Part 1 of this two-part series described the “Stanford University paradox” – the uncritical embrace of politically correct concepts that contradict its reputation as a cutting-edge, science-grounded institution. I described the contrast between the university’s outstanding research and its dubious view of “sustainability,” which includes a commitment to organic farming practices. I elaborate on the latter here, in Part 2.
Stanford University harbors a profound paradox. It boasts superb research in academic departments but often uncritically embraces politically correct trends that contradict its reputation as a cutting-edge, science-grounded institution.
The anti-GMO movement is gradually campaigning itself into irrelevance. Unfortunately, this positive trend has been slowed by public universities that pay activists exorbitant speaking fees to promote their questionable ideas. This is but one example of taxpayers subsidizing ideological advocacy with potentially serious consequences.
"Why Is Bill Gates Buying Up Stolen Native American Land?" British comedian and actor Russell Brand asked in a recent YouTube video. Relying largely on anti-GMO activist Vandana Shiva, Brand spent nearly 17 minutes warning about the dangers of billionaires taking over the global food system. Here's what he got wrong.

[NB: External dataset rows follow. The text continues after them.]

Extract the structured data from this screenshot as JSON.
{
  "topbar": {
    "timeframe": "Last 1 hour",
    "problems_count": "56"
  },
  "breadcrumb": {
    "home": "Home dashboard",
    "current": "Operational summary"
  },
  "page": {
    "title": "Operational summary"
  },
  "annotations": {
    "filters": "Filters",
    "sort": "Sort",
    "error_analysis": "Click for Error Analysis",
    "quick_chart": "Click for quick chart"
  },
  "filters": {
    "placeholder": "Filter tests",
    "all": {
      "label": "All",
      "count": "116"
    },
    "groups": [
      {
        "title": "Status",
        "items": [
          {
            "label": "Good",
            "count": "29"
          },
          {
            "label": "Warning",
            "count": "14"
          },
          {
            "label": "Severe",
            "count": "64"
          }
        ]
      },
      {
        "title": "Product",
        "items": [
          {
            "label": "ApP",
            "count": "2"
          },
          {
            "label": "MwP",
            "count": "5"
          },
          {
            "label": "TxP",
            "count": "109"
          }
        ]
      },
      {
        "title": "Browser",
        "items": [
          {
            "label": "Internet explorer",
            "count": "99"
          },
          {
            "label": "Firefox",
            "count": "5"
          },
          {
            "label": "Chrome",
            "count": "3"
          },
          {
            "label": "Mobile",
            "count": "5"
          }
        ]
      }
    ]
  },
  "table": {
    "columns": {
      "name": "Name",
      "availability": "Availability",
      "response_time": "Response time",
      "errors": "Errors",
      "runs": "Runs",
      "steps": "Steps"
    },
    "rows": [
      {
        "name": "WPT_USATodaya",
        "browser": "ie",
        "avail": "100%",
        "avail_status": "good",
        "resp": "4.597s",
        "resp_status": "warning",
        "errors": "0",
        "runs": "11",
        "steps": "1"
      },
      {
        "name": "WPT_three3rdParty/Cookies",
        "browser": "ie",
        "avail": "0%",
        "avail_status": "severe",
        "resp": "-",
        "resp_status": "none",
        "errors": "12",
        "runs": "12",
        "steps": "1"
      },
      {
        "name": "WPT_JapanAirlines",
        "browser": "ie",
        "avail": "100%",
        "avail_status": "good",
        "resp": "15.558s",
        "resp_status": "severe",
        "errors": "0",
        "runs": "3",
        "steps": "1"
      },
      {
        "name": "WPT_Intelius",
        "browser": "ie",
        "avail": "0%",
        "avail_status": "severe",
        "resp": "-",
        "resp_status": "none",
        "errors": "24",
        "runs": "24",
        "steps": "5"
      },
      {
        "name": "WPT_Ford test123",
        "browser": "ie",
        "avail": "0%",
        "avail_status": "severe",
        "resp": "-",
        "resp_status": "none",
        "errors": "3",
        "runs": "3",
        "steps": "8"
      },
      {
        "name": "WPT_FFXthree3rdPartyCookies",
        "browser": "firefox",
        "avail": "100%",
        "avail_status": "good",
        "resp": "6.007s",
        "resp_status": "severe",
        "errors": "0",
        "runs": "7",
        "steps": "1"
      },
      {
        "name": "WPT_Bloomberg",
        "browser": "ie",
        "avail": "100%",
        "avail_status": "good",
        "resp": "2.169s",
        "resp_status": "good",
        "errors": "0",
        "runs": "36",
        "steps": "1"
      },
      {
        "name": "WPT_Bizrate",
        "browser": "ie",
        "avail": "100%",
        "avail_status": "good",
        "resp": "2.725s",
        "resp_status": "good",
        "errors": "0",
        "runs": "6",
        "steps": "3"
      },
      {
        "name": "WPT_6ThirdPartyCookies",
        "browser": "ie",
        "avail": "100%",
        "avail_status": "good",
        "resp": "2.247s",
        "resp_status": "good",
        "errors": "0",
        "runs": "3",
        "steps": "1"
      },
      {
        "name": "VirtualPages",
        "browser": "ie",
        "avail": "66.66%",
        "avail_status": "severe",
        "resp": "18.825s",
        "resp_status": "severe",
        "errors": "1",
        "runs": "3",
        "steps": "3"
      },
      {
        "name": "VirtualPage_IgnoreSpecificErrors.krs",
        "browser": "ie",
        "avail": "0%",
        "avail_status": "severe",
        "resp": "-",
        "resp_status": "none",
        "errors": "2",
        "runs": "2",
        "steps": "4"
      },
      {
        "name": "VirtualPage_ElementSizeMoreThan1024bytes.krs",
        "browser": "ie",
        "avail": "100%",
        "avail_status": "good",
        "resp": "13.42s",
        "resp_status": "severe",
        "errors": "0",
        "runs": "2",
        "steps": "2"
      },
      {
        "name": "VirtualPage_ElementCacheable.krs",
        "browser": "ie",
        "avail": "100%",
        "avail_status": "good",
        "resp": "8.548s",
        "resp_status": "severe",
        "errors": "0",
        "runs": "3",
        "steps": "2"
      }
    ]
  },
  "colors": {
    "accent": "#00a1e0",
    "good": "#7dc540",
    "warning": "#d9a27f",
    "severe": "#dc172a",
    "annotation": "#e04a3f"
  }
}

Gil Ross on CCTV discussing GMOs, January 2, 2015 Watch the segment here.